Over the years, insurers have rewritten business insurance policies in a way that’s less complicated and thus easy to understand by business people. However, these policies still appear convoluted to a lot of small business owners. Like any other legal contract, it is important to know business insurance policy construction.
If you intend to understand better what’s entailed in a business insurance policy, start by identifying all the sections within the policy. Thereafter, you can look at these areas one by one, taking in what they’re each all about.
What Is a Business Policy?
A business insurance policy refers to an absolute insurance contract that consists of declarations and one or several preprinted forms. Additionally, there’s a chance they include one or more endorsements therein. Critical policy provisions linked to some specific coverage are contained within the coverage form.
Endorsements have the unique purpose of amending the terms and conditions covered within the declarations or the coverage form. For example, a cancellation endorsement that comes with a general liability policy alters cancellation provisions within the preprinted coverage to ensure compliance with state law.
There are policies that have lists known as schedules. An auto policy, for instance, would contain the covered autos schedules, while property policies contain covered locations schedules.
What’s in a Business Policy?
To better understand what a business insurance policy includes, you need a keen grasp of the policy. The five basic components normally contained in most insurance policies include:
On the first page of business insurance policies are the declarations. They provide basic but important information like the name of your company or small business, its address, the name of your insurance agent, and their address. Additionally, it may also contain the policy number, effective dates, plus a summary of coverages and the limits provided.
Usually, in a package policy, a section covers general declarations and disparate declarations for every type of coverage included.
An insuring agreement is a short statement that outlines the payments promised by your insurer on your behalf or to you in the case of a covered loss. This agreement details the coverage extensively. Subsequently, the coverage narrows down and refines the definitions, conditions, and exclusions.
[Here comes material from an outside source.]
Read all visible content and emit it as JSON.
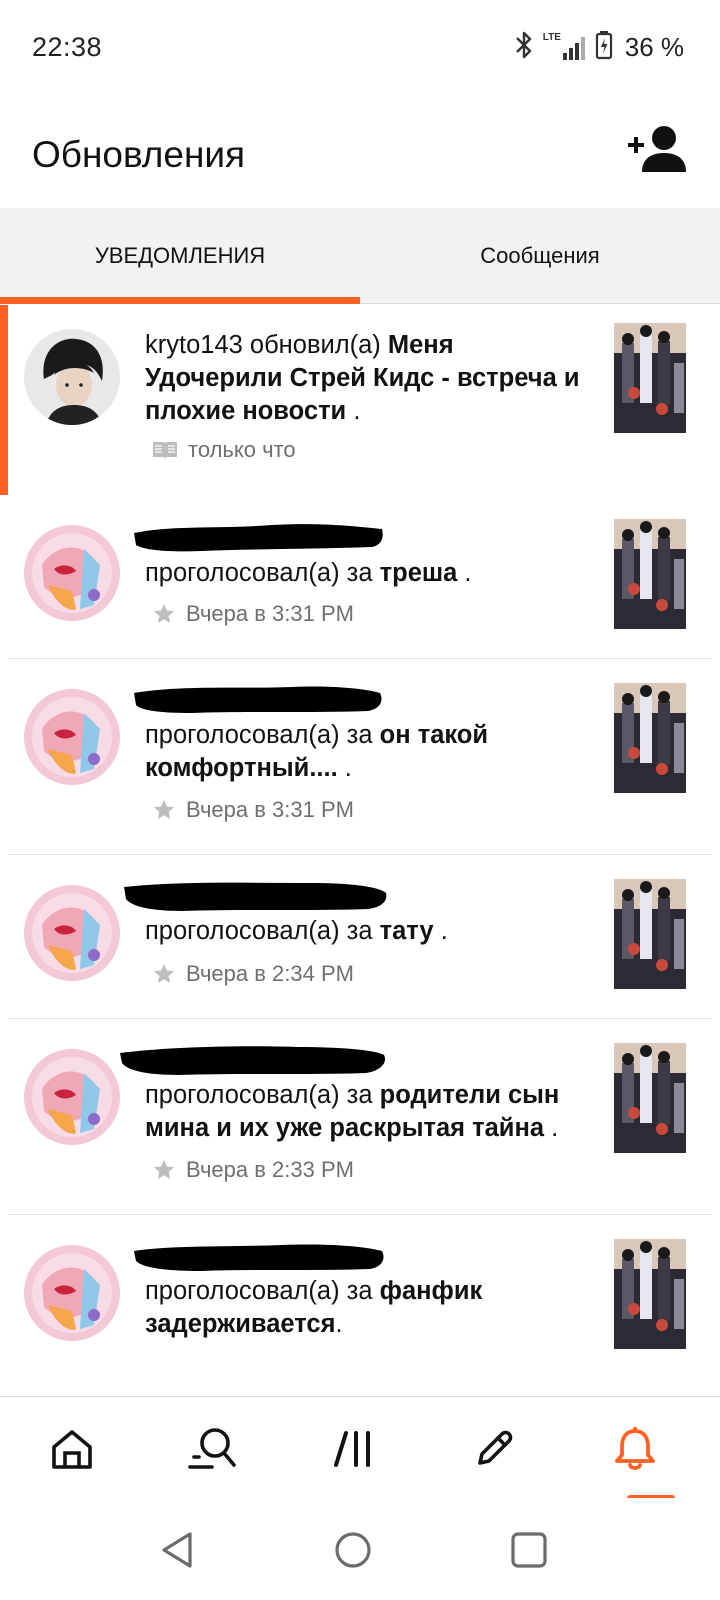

As you’ve probably determined from the term itself, exclusions are risks the insurer refuses to cover completely or only if an additional premium is paid. Certain risks fall under this category simply because another kind of business insurance policy covers them.
The other exclusions are those that need the payment of an additional premium to unlock their coverage, for example, in the case where one employee files a suit against another. The standard general liability policies don’t include ‘fellow employee suits’. However, some insurers cover this with an additional premium.
These policy rules outline obligations that need to be satisfied before the small commercial insurance policy enforcement. Within this contract are the procedures to be followed for valuing damaged property, reporting claims, and canceling the policy, among other actions. Some conditions specifically apply to the insurer, others to all insured parties, and some to the named insured.
Most of these insurance contracts have defined terms denoted in italics or bold. The policy’s definitions section defines these terms. The scope of coverage narrows or broadens these definitions. A general liability insurer, for instance, might broaden coverage by defining a term like ‘bodily injury’ more extensively than, say, the standard liability policy.
In some cases, definitions may act as exclusions. While the standard general liability policy won’t refer to temporary workers in exclusions, the definition excludes ’employee’, stating the term doesn’t stand for temporary workers
Why It’s Good to Ask Your Insurance Advisor Questions About Your Business Insurance Policy
You’ll certainly have a lot of questions in mind when consulting with your insurance advisor about your policy. The most important thing you can do is speak up. It’s your money that you’re paying to the insurance company. As such, get protection against all unfortunate eventualities, even if you must pay more for additional coverage.
At IMA Select, an insurance advisor will simplify the overly legal lingo into statements and facts that are easily digestible. Don’t ignore the fine print. When the time comes to make your small business insurance claims, focus.
Learn More About a Business Insurance Policy
Let’s face it, insurance is a necessity. To adequately protect your business, you’ll need all the information you can get. For any particulars about your business insurance policies, contact us at IMA Select, and a knowledgeable representative will take you through everything you should know.
Have questions? Want to know more?
Reach out! At IMA, we’re here to help safeguard your future!